i don’t know any wool or cashmere that’s not going to pill though, it’s just a natural effect of the fabric rubbing together. as far as i’ve noticed alpaca doesn’t pill much, and higher-quality, heavier weight cashmere doesn’t pill as much.
Kimi, Cotton Cashmere Cat Hair says
I’m super excited about this, but I really want $100 cropped cashmere–ha! The regular crewneck sweaters are nice but kind of long on me. Those colors, though… I’m obsessed.
I recently purchased my first Everlane cashmere pieces and love both! The vneck pullover (I sized up so nice & slouchy, this will be my one sweater during late fall and early winter travel) and the dress (which I probably didn’t need, would return if I still could, it’s just a bit bulky for packing and too warm for Hawaii, love it but definitely don’t need it).
I saw that email too but didn’t realize, it’s only the one piece. I think I read that part as an example, didn’t realize they only lowered the one. The only thing I could think of is it had to do with timing of the material sourcing.
I’ve been eyeing a merino wool jogger on Etsy (she makes it in a short length but can also do custom). I thought it’d be great for sleeping/lounging/flying on winter trips. I’ll definitely have to check out the cashmere Everlane!
Cashmere isn’t what it used to be. I still wear three cashmere sweaters that I had in high school (15 years out). I’ve truly worn them all hundreds of times. The elbows have thinned in two sweaters and they developed holes last winter. I just pulled them out of storage, sewed up the holes and will wear them again this winter. For the most part, they still look really good, and they don’t pill at all.
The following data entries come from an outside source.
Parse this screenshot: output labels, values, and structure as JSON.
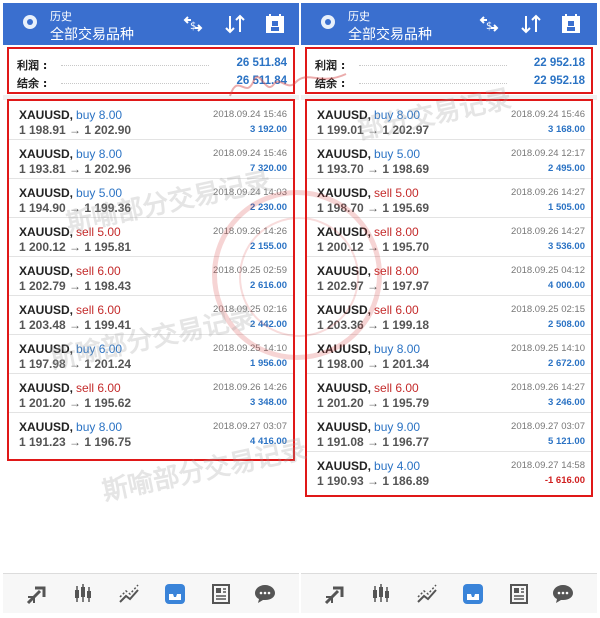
{
  "left": {
    "header": {
      "line1": "历史",
      "line2": "全部交易品种"
    },
    "summary": {
      "profit_label": "利润 :",
      "profit_value": "26 511.84",
      "balance_label": "结余 :",
      "balance_value": "26 511.84"
    },
    "trades": [
      {
        "symbol": "XAUUSD,",
        "side": "buy 8.00",
        "type": "buy",
        "prices": "1 198.91 → 1 202.90",
        "date": "2018.09.24 15:46",
        "profit": "3 192.00"
      },
      {
        "symbol": "XAUUSD,",
        "side": "buy 8.00",
        "type": "buy",
        "prices": "1 193.81 → 1 202.96",
        "date": "2018.09.24 15:46",
        "profit": "7 320.00"
      },
      {
        "symbol": "XAUUSD,",
        "side": "buy 5.00",
        "type": "buy",
        "prices": "1 194.90 → 1 199.36",
        "date": "2018.09.24 14:03",
        "profit": "2 230.00"
      },
      {
        "symbol": "XAUUSD,",
        "side": "sell 5.00",
        "type": "sell",
        "prices": "1 200.12 → 1 195.81",
        "date": "2018.09.26 14:26",
        "profit": "2 155.00"
      },
      {
        "symbol": "XAUUSD,",
        "side": "sell 6.00",
        "type": "sell",
        "prices": "1 202.79 → 1 198.43",
        "date": "2018.09.25 02:59",
        "profit": "2 616.00"
      },
      {
        "symbol": "XAUUSD,",
        "side": "sell 6.00",
        "type": "sell",
        "prices": "1 203.48 → 1 199.41",
        "date": "2018.09.25 02:16",
        "profit": "2 442.00"
      },
      {
        "symbol": "XAUUSD,",
        "side": "buy 6.00",
        "type": "buy",
        "prices": "1 197.98 → 1 201.24",
        "date": "2018.09.25 14:10",
        "profit": "1 956.00"
      },
      {
        "symbol": "XAUUSD,",
        "side": "sell 6.00",
        "type": "sell",
        "prices": "1 201.20 → 1 195.62",
        "date": "2018.09.26 14:26",
        "profit": "3 348.00"
      },
      {
        "symbol": "XAUUSD,",
        "side": "buy 8.00",
        "type": "buy",
        "prices": "1 191.23 → 1 196.75",
        "date": "2018.09.27 03:07",
        "profit": "4 416.00"
      }
    ]
  },
  "right": {
    "header": {
      "line1": "历史",
      "line2": "全部交易品种"
    },
    "summary": {
      "profit_label": "利润 :",
      "profit_value": "22 952.18",
      "balance_label": "结余 :",
      "balance_value": "22 952.18"
    },
    "trades": [
      {
        "symbol": "XAUUSD,",
        "side": "buy 8.00",
        "type": "buy",
        "prices": "1 199.01 → 1 202.97",
        "date": "2018.09.24 15:46",
        "profit": "3 168.00"
      },
      {
        "symbol": "XAUUSD,",
        "side": "buy 5.00",
        "type": "buy",
        "prices": "1 193.70 → 1 198.69",
        "date": "2018.09.24 12:17",
        "profit": "2 495.00"
      },
      {
        "symbol": "XAUUSD,",
        "side": "sell 5.00",
        "type": "sell",
        "prices": "1 198.70 → 1 195.69",
        "date": "2018.09.26 14:27",
        "profit": "1 505.00"
      },
      {
        "symbol": "XAUUSD,",
        "side": "sell 8.00",
        "type": "sell",
        "prices": "1 200.12 → 1 195.70",
        "date": "2018.09.26 14:27",
        "profit": "3 536.00"
      },
      {
        "symbol": "XAUUSD,",
        "side": "sell 8.00",
        "type": "sell",
        "prices": "1 202.97 → 1 197.97",
        "date": "2018.09.25 04:12",
        "profit": "4 000.00"
      },
      {
        "symbol": "XAUUSD,",
        "side": "sell 6.00",
        "type": "sell",
        "prices": "1 203.36 → 1 199.18",
        "date": "2018.09.25 02:15",
        "profit": "2 508.00"
      },
      {
        "symbol": "XAUUSD,",
        "side": "buy 8.00",
        "type": "buy",
        "prices": "1 198.00 → 1 201.34",
        "date": "2018.09.25 14:10",
        "profit": "2 672.00"
      },
      {
        "symbol": "XAUUSD,",
        "side": "sell 6.00",
        "type": "sell",
        "prices": "1 201.20 → 1 195.79",
        "date": "2018.09.26 14:27",
        "profit": "3 246.00"
      },
      {
        "symbol": "XAUUSD,",
        "side": "buy 9.00",
        "type": "buy",
        "prices": "1 191.08 → 1 196.77",
        "date": "2018.09.27 03:07",
        "profit": "5 121.00"
      },
      {
        "symbol": "XAUUSD,",
        "side": "buy 4.00",
        "type": "buy",
        "prices": "1 190.93 → 1 186.89",
        "date": "2018.09.27 14:58",
        "profit": "-1 616.00"
      }
    ]
  },
  "watermarks": {
    "w1": "斯喻部分交易记录",
    "w2": "斯喻部分交易记录",
    "w3": "斯喻部分交易记录",
    "w4": "部分交易记录"
  },
  "colors": {
    "header_bg": "#3a6fcf",
    "buy": "#2b73c4",
    "sell": "#c42b2b",
    "highlight_border": "#e01818"
  },
  "icons": [
    "new-order-icon",
    "quotes-icon",
    "chart-icon",
    "trade-icon",
    "history-icon",
    "news-icon",
    "chat-icon"
  ]
}
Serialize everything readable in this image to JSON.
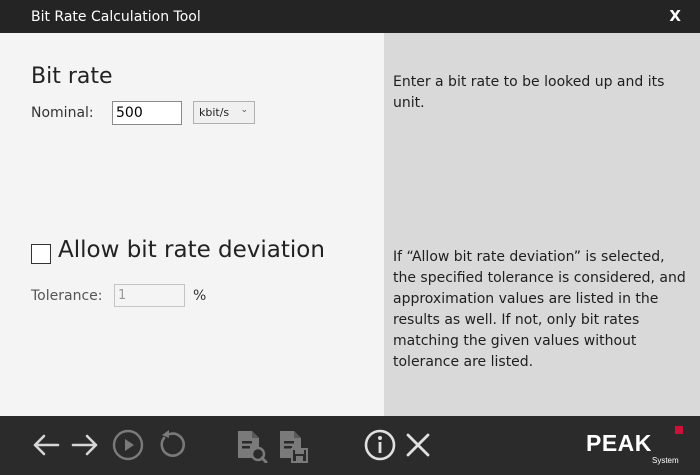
{
  "window": {
    "title": "Bit Rate Calculation Tool",
    "close_label": "X"
  },
  "bitrate": {
    "heading": "Bit rate",
    "nominal_label": "Nominal:",
    "nominal_value": "500",
    "unit_selected": "kbit/s"
  },
  "deviation": {
    "checkbox_label": "Allow bit rate deviation",
    "checked": false,
    "tolerance_label": "Tolerance:",
    "tolerance_value": "1",
    "percent_label": "%"
  },
  "help": {
    "bitrate_text": "Enter a bit rate to be looked up and its unit.",
    "deviation_text": "If “Allow bit rate deviation” is selected, the specified tolerance is considered, and approximation values are listed in the results as well. If not, only bit rates matching the given values without tolerance are listed."
  },
  "toolbar": {
    "icons": [
      "arrow-left-icon",
      "arrow-right-icon",
      "play-icon",
      "reset-icon",
      "document-search-icon",
      "document-save-icon",
      "info-icon",
      "close-icon"
    ]
  },
  "logo": {
    "word": "PEAK",
    "subtitle": "System",
    "accent": "#d0103a"
  },
  "colors": {
    "titlebar": "#242424",
    "help_panel": "#d9d9d9",
    "main_panel": "#f4f4f4",
    "toolbar": "#2b2b2b"
  }
}
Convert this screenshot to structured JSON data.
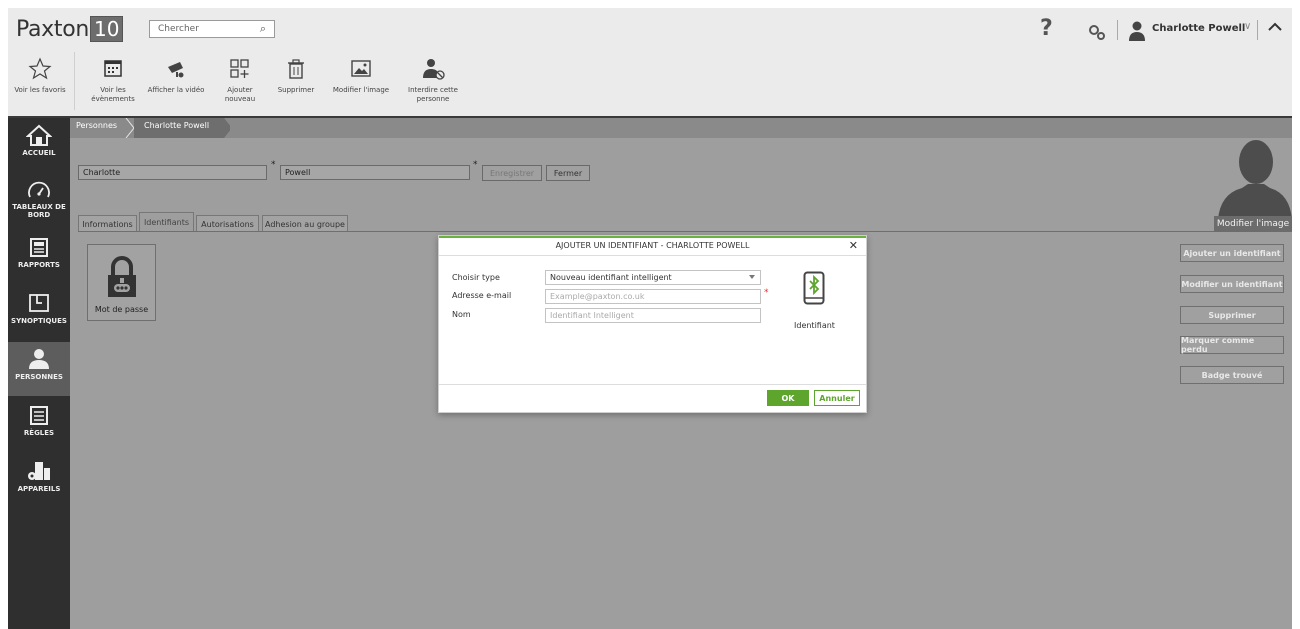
{
  "header": {
    "logo_text": "Paxton",
    "logo_num": "10",
    "search_placeholder": "Chercher",
    "help": "?",
    "user_name": "Charlotte Powell"
  },
  "toolbar": [
    {
      "label": "Voir les favoris",
      "icon": "star-icon"
    },
    {
      "label": "Voir les évènements",
      "icon": "calendar-icon"
    },
    {
      "label": "Afficher la vidéo",
      "icon": "camera-icon"
    },
    {
      "label": "Ajouter nouveau",
      "icon": "add-grid-icon"
    },
    {
      "label": "Supprimer",
      "icon": "trash-icon"
    },
    {
      "label": "Modifier l'image",
      "icon": "image-icon"
    },
    {
      "label": "Interdire cette personne",
      "icon": "block-person-icon"
    }
  ],
  "nav": [
    {
      "label": "ACCUEIL",
      "icon": "home-icon"
    },
    {
      "label": "TABLEAUX DE BORD",
      "icon": "dashboard-icon"
    },
    {
      "label": "RAPPORTS",
      "icon": "report-icon"
    },
    {
      "label": "SYNOPTIQUES",
      "icon": "floorplan-icon"
    },
    {
      "label": "PERSONNES",
      "icon": "person-icon",
      "active": true
    },
    {
      "label": "RÈGLES",
      "icon": "rules-icon"
    },
    {
      "label": "APPAREILS",
      "icon": "devices-icon"
    }
  ],
  "breadcrumb": [
    "Personnes",
    "Charlotte Powell"
  ],
  "person": {
    "first_name": "Charlotte",
    "last_name": "Powell",
    "required_mark": "*",
    "save_label": "Enregistrer",
    "close_label": "Fermer"
  },
  "tabs": [
    "Informations",
    "Identifiants",
    "Autorisations",
    "Adhesion au groupe"
  ],
  "active_tab": "Identifiants",
  "credential_card": "Mot de passe",
  "avatar_caption": "Modifier l'image",
  "right_buttons": [
    "Ajouter un identifiant",
    "Modifier un identifiant",
    "Supprimer",
    "Marquer comme perdu",
    "Badge trouvé"
  ],
  "dialog": {
    "title": "AJOUTER UN IDENTIFIANT - CHARLOTTE POWELL",
    "close": "✕",
    "type_label": "Choisir type",
    "type_value": "Nouveau identifiant intelligent",
    "email_label": "Adresse e-mail",
    "email_placeholder": "Example@paxton.co.uk",
    "name_label": "Nom",
    "name_placeholder": "Identifiant Intelligent",
    "required_mark": "*",
    "icon_label": "Identifiant",
    "ok": "OK",
    "cancel": "Annuler"
  },
  "colors": {
    "accent": "#5ea52e",
    "nav_bg": "#2f2f2f",
    "content_bg": "#9e9e9e"
  }
}
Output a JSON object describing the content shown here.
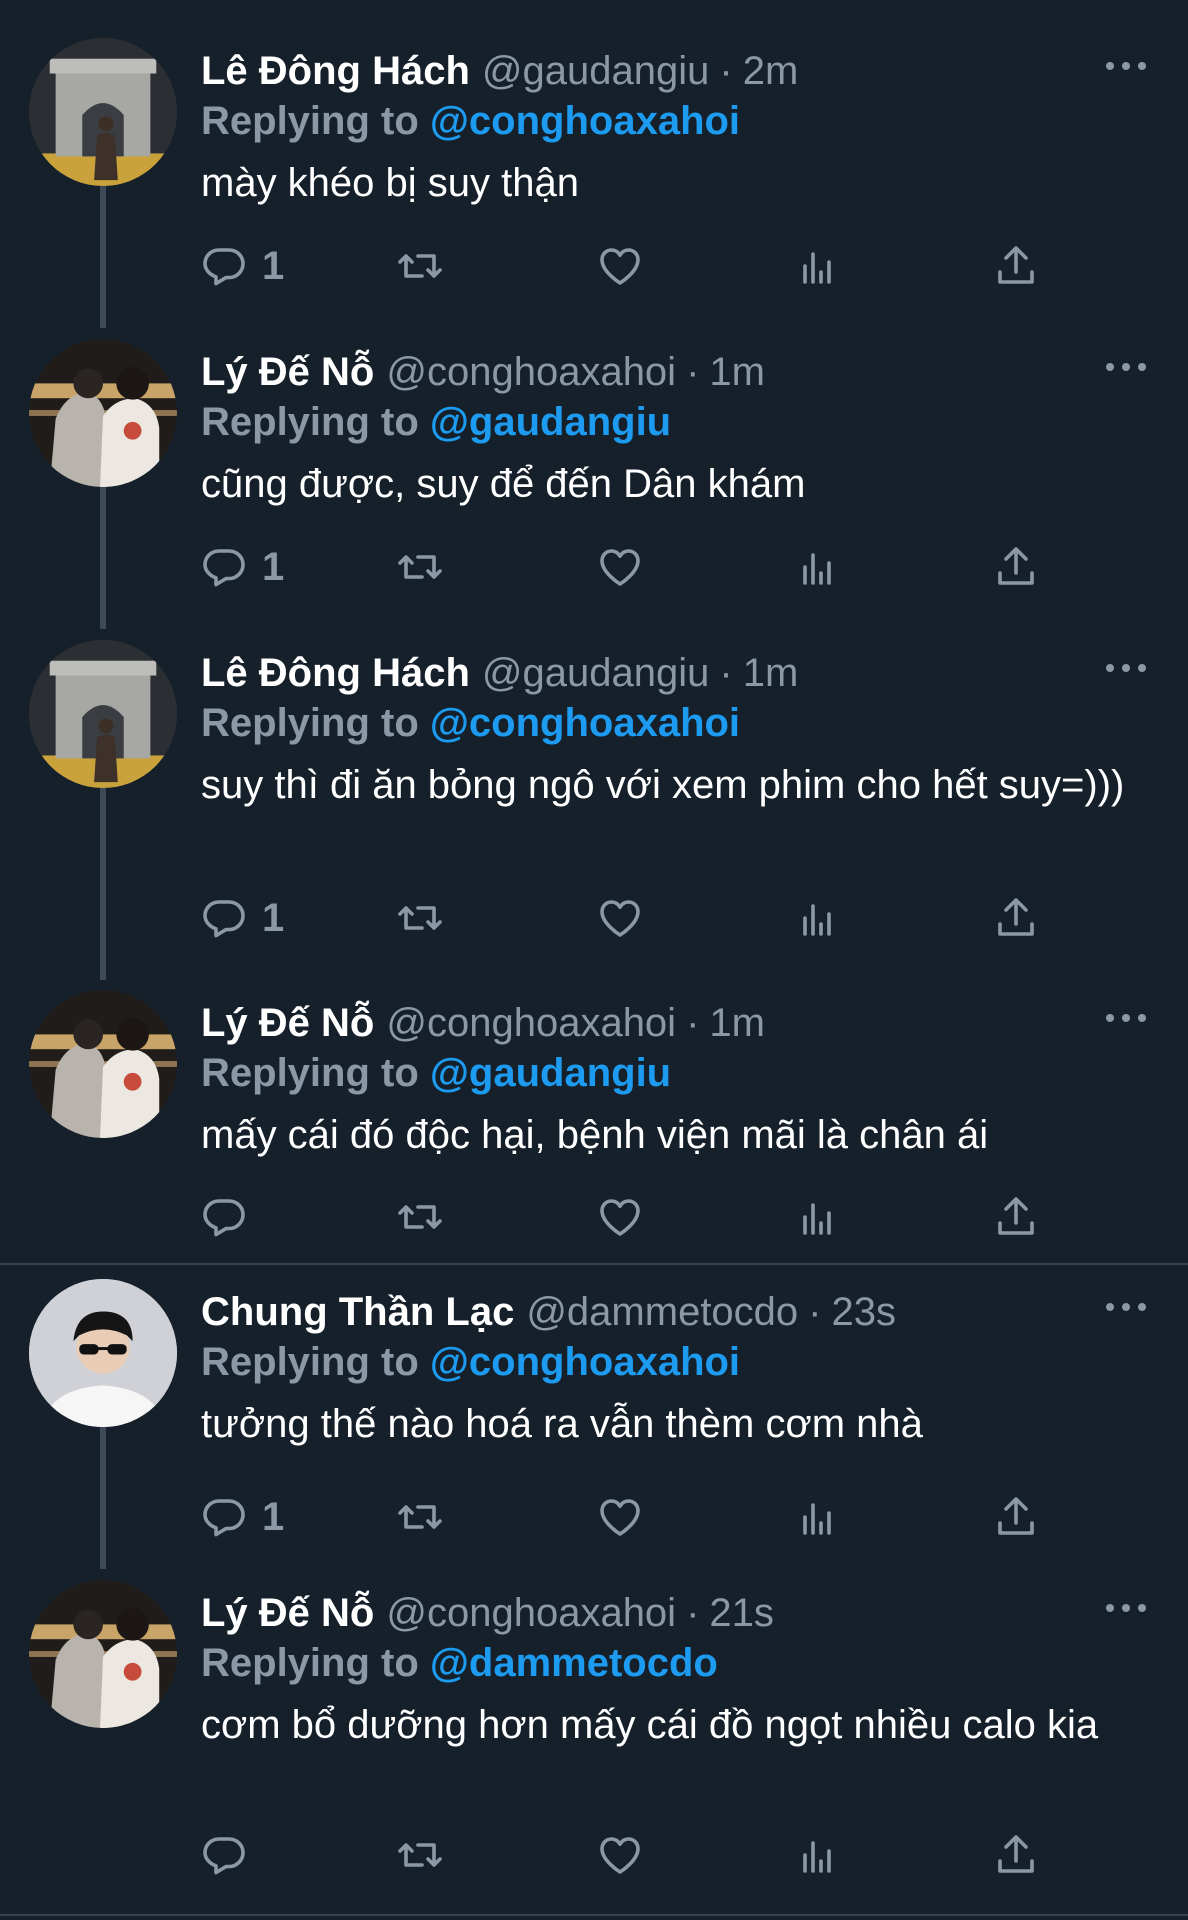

At all.
I haven’t bought any cashmere recently that has last more than a couple of seasons, hasn’t pilled terribly, or developed holes really quickly in low wear and tear places. Most recently, I returned a $400 Vince cardigan to Nordstrom because it looked completely ragged after a few months of wear (excessive pilling, multiple holes).
As far as I’m concerned, affordable cashmere is low-quality cashmere that was likely produced in environmentally harmful ways. If I buy cashmere, I try to get Scottish cashmere, which is probably the only cashmere that still produced ethically because ethically produced cashmere tends to yield higher quality cashmere. Incidentally, it’s still really expensive.
Thank you! I have been eyeing some ES raw silk pieces lately. Maybe it’s time to treat myself?…